PROBLEM DETAILS: Which lines in the records below contain the word "must"? Report each of them.

Website and app data records:
* * * * *
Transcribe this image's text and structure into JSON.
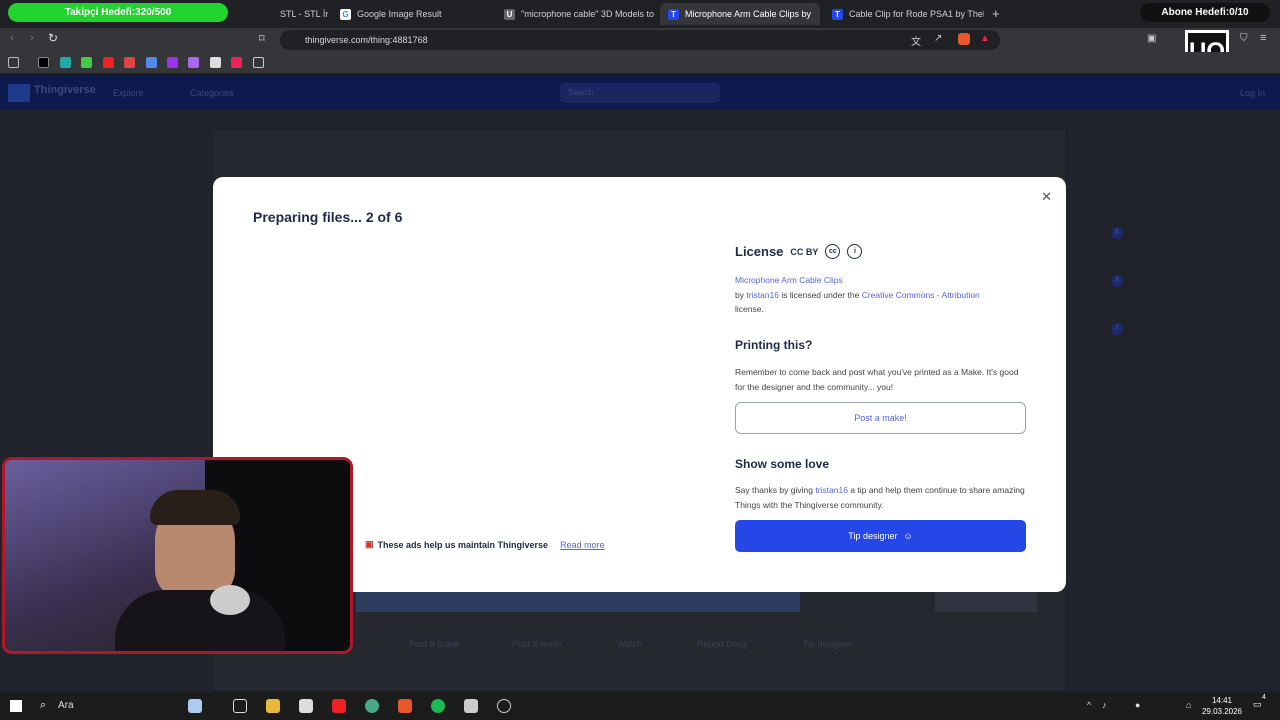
{
  "browser": {
    "follow_goal": "Takipçi Hedefi:320/500",
    "subscriber_goal": "Abone Hedefi:0/10",
    "tabs": [
      {
        "title": "STL - STL İn",
        "active": false
      },
      {
        "title": "Google Image Result",
        "active": false
      },
      {
        "title": "\"microphone cable\" 3D Models to Pr",
        "active": false
      },
      {
        "title": "Microphone Arm Cable Clips by",
        "active": true
      },
      {
        "title": "Cable Clip for Rode PSA1 by TheLife",
        "active": false
      }
    ],
    "new_tab_symbol": "+",
    "url": "thingiverse.com/thing:4881768"
  },
  "site": {
    "logo": "Thingiverse",
    "nav": [
      "Explore",
      "Categories"
    ],
    "search_placeholder": "Search",
    "login": "Log In",
    "bottom_actions": [
      "Post a make",
      "Post a remix",
      "Watch",
      "Report thing",
      "Tip designer"
    ],
    "side_counts": [
      "6",
      "3",
      "7"
    ]
  },
  "modal": {
    "title": "Preparing files... 2 of 6",
    "license_heading": "License",
    "license_badge": "CC BY",
    "thing_name": "Microphone Arm Cable Clips",
    "by": "by",
    "author": "tristan16",
    "licensed_under": "is licensed under the",
    "license_name": "Creative Commons - Attribution",
    "license_suffix": "license.",
    "printing_heading": "Printing this?",
    "printing_text": "Remember to come back and post what you've printed as a Make. It's good for the designer and the community... you!",
    "post_make_label": "Post a make!",
    "love_heading": "Show some love",
    "love_prefix": "Say thanks by giving",
    "love_suffix": "a tip and help them continue to share amazing Things with the Thingiverse community.",
    "tip_label": "Tip designer",
    "ads_text": "These ads help us maintain Thingiverse",
    "read_more": "Read more"
  },
  "taskbar": {
    "search_label": "Ara",
    "time": "14:41",
    "date": "29.03.2026",
    "notification_count": "4"
  }
}
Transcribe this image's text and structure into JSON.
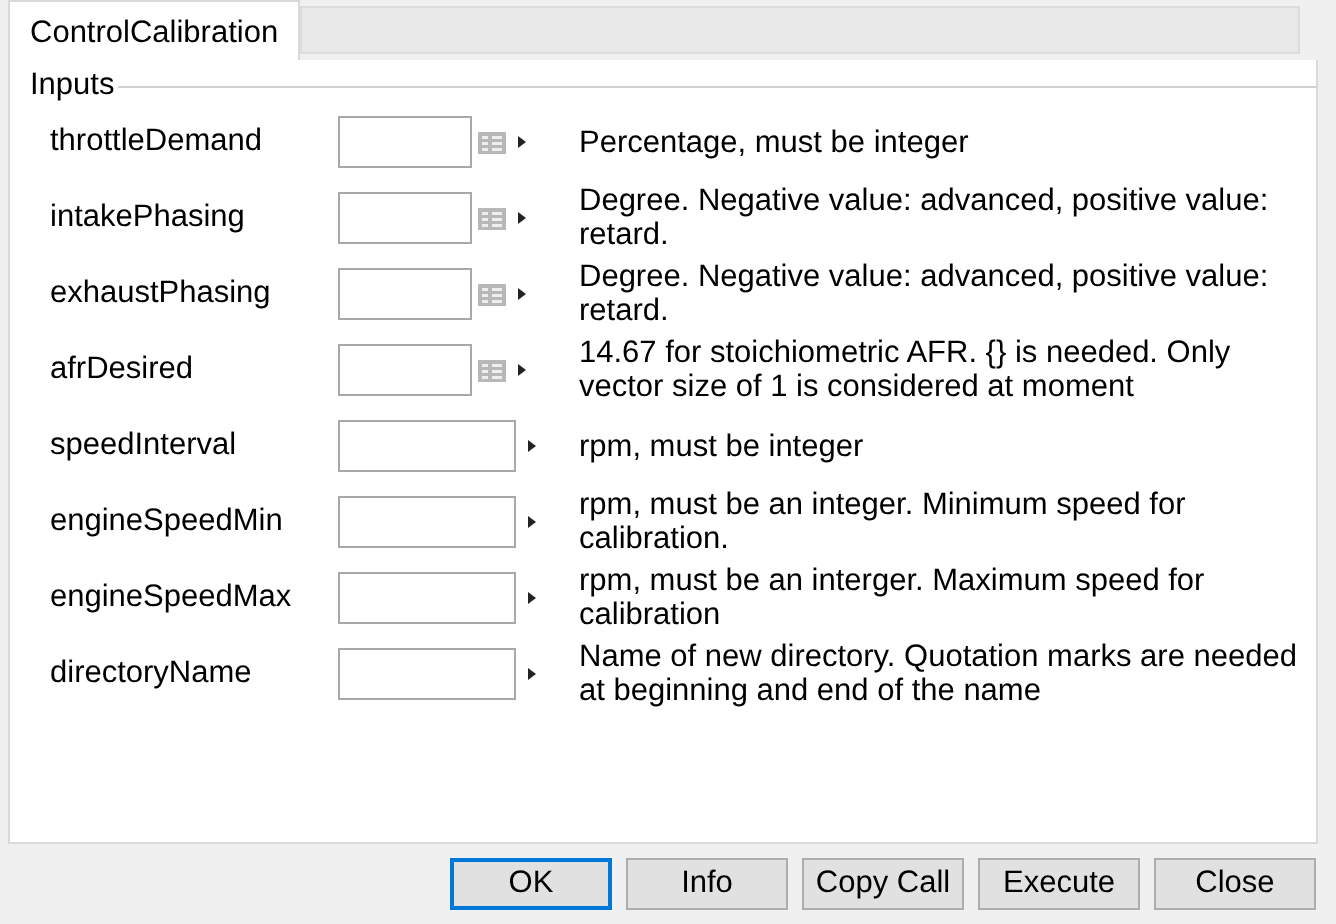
{
  "tabs": [
    {
      "label": "ControlCalibration",
      "selected": true
    }
  ],
  "group": {
    "title": "Inputs"
  },
  "inputs": [
    {
      "name": "throttleDemand",
      "kind": "matrix",
      "description": "Percentage, must be integer"
    },
    {
      "name": "intakePhasing",
      "kind": "matrix",
      "description": "Degree. Negative value: advanced, positive value: retard."
    },
    {
      "name": "exhaustPhasing",
      "kind": "matrix",
      "description": "Degree. Negative value: advanced, positive value: retard."
    },
    {
      "name": "afrDesired",
      "kind": "matrix",
      "description": "14.67 for stoichiometric AFR. {} is needed. Only vector size of 1 is considered at moment"
    },
    {
      "name": "speedInterval",
      "kind": "scalar",
      "description": "rpm, must be integer"
    },
    {
      "name": "engineSpeedMin",
      "kind": "scalar",
      "description": "rpm, must be an integer. Minimum speed for calibration."
    },
    {
      "name": "engineSpeedMax",
      "kind": "scalar",
      "description": "rpm, must be an interger. Maximum speed for calibration"
    },
    {
      "name": "directoryName",
      "kind": "scalar",
      "description": "Name of new directory. Quotation marks are needed at beginning and end of the name"
    }
  ],
  "buttons": [
    {
      "label": "OK",
      "default": true
    },
    {
      "label": "Info",
      "default": false
    },
    {
      "label": "Copy Call",
      "default": false
    },
    {
      "label": "Execute",
      "default": false
    },
    {
      "label": "Close",
      "default": false
    }
  ]
}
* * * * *
RESPONSE TO THE EXERCISE:
      "description": "Percentage, must be integer"
      "description": "rpm, must be integer"
      "description": "rpm, must be an integer. Minimum speed for calibration."
      "description": "rpm, must be an interger. Maximum speed for calibration"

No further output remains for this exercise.